John Vidal argues that “the outcome of the Iraq and Syrian conflicts may rest on who controls the region’s dwindling water supplies”:
“Rebel forces are targeting water installations to cut off supplies to the largely Shia south of Iraq,” says Matthew Machowski, a Middle East security researcher at the UK houses of parliament and Queen Mary University of London. “It is already being used as an instrument of war by all sides. One could claim that controlling water resources in Iraq is even more important than controlling the oil refineries, especially in summer. Control of the water supply is fundamentally important. Cut it off and you create great sanitation and health crises,” he said[.]
Isis now controls the Samarra barrage west of Baghdad on the River Tigris and areas around the giant Mosul Dam, higher up on the same river. Because much of Kurdistan depends on the dam, it is strongly defended by Kurdish peshmerga forces and is unlikely to fall without a fierce fight, says Machowski. Last week Iraqi troops were rushed to defend the massive 8km-long Haditha Dam and its hydroelectrical works on the Euphrates to stop it falling into the hands of Isis forces. Were the dam to fall, say analysts, Isis would control much of Iraq’s electricity and the rebels might fatally tighten their grip on Baghdad.

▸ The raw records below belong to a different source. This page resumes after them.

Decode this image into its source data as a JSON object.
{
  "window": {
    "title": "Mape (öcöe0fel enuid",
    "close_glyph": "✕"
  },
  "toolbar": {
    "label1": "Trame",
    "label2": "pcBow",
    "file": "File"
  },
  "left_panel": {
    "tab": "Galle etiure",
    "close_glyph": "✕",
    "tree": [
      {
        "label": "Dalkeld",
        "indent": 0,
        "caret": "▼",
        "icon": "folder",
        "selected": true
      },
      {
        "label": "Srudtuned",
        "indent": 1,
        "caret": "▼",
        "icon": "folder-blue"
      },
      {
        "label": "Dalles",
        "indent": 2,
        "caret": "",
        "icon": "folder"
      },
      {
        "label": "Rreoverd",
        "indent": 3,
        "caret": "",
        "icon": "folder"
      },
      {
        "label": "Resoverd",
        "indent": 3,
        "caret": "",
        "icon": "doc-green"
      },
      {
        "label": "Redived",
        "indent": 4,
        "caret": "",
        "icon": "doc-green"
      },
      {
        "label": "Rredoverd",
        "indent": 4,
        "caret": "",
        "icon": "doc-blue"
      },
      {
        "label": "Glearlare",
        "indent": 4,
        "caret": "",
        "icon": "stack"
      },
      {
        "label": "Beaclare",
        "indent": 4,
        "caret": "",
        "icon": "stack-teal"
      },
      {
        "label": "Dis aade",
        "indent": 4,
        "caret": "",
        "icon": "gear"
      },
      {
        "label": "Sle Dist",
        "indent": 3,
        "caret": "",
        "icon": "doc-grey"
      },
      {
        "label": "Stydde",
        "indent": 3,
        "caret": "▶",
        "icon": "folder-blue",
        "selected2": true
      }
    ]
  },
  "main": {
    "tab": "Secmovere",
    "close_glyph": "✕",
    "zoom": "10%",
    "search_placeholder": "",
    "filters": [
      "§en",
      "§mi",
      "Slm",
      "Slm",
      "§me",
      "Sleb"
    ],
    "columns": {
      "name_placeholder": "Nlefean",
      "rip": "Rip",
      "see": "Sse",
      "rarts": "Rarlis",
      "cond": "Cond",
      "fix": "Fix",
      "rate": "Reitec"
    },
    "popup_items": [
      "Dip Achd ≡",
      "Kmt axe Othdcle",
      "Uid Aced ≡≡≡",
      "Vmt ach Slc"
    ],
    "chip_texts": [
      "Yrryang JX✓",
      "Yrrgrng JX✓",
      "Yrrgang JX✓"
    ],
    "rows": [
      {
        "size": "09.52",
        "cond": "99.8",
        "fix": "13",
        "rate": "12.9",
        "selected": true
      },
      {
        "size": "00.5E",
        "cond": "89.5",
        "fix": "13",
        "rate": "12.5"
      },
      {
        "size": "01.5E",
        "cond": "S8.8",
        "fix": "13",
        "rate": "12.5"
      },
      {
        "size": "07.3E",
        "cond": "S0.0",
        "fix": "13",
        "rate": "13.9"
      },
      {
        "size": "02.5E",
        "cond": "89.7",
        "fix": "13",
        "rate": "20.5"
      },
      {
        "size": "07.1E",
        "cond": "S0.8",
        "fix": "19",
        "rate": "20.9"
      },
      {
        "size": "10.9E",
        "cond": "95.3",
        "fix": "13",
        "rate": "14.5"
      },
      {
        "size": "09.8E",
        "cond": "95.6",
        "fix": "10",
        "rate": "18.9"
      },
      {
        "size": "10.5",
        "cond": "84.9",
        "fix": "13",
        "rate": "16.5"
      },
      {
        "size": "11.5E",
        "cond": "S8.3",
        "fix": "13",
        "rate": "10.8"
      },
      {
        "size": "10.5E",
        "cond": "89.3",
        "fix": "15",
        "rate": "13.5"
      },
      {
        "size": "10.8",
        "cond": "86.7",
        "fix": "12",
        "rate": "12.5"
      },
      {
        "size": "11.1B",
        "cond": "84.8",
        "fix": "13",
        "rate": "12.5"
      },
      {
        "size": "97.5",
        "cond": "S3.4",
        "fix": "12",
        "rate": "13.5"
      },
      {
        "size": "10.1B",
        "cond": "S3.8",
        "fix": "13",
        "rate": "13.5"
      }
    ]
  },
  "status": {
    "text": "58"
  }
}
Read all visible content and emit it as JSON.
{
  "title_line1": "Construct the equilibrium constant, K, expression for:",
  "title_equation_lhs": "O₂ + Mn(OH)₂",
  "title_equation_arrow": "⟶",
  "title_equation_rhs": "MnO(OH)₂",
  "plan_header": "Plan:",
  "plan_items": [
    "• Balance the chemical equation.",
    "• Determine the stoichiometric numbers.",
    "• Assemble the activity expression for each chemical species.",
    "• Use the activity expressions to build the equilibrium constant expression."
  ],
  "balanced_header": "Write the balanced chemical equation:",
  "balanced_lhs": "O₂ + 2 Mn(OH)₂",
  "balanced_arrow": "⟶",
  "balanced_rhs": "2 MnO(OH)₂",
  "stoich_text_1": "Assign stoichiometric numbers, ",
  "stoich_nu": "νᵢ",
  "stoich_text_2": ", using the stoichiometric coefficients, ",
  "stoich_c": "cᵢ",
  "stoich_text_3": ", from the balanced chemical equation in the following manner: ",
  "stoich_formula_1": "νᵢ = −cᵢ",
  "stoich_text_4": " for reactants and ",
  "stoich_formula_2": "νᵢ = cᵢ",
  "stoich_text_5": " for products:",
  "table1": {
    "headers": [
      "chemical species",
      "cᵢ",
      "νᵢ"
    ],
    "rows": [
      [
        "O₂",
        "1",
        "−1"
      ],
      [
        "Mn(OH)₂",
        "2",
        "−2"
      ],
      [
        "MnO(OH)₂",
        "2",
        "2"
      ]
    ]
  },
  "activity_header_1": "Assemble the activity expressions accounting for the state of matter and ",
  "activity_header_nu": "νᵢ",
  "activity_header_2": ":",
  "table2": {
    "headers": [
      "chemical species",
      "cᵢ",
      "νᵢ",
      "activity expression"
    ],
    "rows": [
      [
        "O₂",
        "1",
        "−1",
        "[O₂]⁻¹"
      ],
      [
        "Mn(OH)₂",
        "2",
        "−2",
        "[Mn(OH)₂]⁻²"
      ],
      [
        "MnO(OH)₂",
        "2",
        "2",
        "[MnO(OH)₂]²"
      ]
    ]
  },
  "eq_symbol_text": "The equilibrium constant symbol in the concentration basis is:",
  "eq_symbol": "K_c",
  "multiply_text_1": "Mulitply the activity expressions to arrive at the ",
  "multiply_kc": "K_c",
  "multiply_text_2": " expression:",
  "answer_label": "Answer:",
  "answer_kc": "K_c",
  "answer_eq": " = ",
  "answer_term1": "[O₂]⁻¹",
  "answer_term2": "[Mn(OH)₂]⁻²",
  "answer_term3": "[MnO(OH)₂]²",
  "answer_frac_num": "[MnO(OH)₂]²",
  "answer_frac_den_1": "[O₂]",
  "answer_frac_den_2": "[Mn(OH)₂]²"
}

Previous Dish on the water angle of the Iraq conflict here.